### Brief
Report every line of the entries that contains the word "hours".

Top of Provided material

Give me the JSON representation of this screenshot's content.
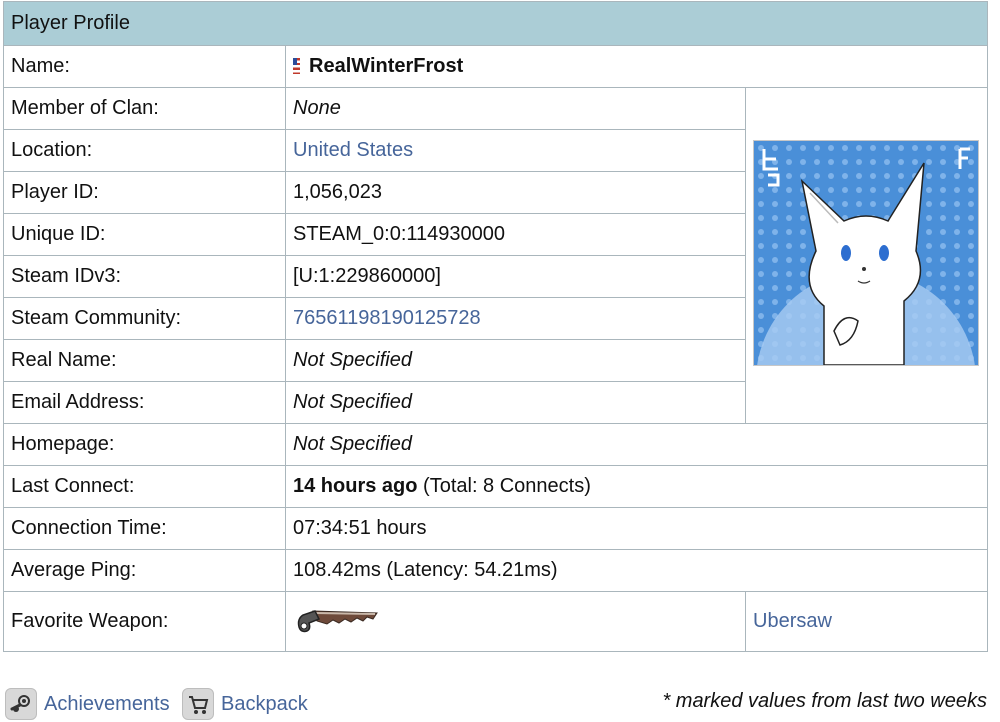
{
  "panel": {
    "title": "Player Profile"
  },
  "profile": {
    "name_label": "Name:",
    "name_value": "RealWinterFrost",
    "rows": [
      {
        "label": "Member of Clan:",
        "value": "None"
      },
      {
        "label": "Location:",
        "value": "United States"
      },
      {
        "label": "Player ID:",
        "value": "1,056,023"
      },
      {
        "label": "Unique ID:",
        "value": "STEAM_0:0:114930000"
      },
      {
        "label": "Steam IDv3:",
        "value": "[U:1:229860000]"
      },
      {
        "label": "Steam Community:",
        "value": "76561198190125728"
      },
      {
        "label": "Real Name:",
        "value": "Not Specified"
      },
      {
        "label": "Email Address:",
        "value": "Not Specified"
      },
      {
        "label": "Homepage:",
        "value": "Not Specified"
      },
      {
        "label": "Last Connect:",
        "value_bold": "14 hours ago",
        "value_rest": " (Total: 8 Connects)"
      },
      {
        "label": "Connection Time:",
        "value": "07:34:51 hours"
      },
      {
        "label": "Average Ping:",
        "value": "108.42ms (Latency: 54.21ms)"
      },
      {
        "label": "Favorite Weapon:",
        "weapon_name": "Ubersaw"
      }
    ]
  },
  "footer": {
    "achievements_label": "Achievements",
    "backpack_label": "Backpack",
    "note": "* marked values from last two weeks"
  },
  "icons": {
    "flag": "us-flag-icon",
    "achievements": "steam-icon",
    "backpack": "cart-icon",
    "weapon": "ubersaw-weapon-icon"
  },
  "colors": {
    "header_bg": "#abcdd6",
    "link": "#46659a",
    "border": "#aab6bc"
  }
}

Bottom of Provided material
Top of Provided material

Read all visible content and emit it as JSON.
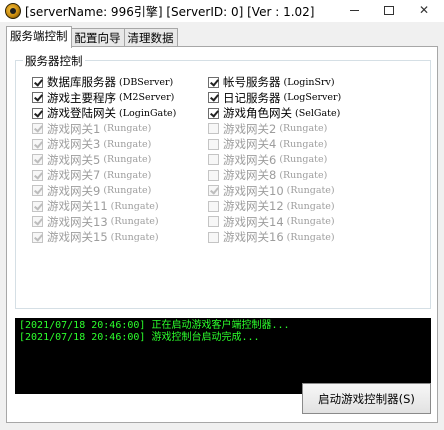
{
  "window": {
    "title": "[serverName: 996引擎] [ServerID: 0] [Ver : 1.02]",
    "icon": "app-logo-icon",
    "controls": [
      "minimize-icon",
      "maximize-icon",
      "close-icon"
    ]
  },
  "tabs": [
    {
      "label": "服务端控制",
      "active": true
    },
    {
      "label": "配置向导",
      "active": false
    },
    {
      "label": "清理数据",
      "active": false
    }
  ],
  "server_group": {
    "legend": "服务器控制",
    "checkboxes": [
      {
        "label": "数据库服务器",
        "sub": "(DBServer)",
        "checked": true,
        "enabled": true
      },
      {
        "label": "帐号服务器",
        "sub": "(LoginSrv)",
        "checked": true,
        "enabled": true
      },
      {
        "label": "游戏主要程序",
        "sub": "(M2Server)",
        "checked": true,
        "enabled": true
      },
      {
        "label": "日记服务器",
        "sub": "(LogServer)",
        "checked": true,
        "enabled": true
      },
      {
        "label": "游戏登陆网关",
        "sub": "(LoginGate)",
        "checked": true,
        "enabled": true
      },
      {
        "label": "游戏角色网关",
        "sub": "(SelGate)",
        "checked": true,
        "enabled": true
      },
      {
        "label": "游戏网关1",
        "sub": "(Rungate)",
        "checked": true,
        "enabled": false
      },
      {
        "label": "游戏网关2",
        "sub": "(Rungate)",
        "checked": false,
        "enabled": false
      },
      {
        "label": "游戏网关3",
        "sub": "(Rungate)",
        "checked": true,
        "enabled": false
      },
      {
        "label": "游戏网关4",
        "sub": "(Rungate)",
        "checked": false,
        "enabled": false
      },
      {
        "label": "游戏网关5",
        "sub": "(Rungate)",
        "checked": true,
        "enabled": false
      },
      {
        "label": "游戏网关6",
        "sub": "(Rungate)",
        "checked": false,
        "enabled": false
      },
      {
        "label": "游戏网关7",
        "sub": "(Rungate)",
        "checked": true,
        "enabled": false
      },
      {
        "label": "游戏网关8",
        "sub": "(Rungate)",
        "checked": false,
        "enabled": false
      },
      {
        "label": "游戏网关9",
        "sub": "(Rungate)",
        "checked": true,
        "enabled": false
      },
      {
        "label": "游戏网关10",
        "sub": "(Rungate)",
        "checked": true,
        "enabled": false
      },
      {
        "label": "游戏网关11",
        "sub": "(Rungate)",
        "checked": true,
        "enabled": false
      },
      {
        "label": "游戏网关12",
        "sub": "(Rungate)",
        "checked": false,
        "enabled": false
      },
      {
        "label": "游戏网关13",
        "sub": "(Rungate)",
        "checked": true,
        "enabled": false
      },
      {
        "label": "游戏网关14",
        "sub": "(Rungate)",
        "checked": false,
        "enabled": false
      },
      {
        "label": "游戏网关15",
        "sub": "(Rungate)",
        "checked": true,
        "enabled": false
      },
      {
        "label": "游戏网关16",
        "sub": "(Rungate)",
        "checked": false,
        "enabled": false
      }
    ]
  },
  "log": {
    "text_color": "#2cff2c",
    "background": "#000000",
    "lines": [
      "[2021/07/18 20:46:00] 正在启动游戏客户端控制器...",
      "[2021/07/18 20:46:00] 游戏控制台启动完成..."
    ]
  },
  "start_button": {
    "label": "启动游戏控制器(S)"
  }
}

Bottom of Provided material

### Response
        "value_bold": "14 hours ago",
        "value": "07:34:51 hours"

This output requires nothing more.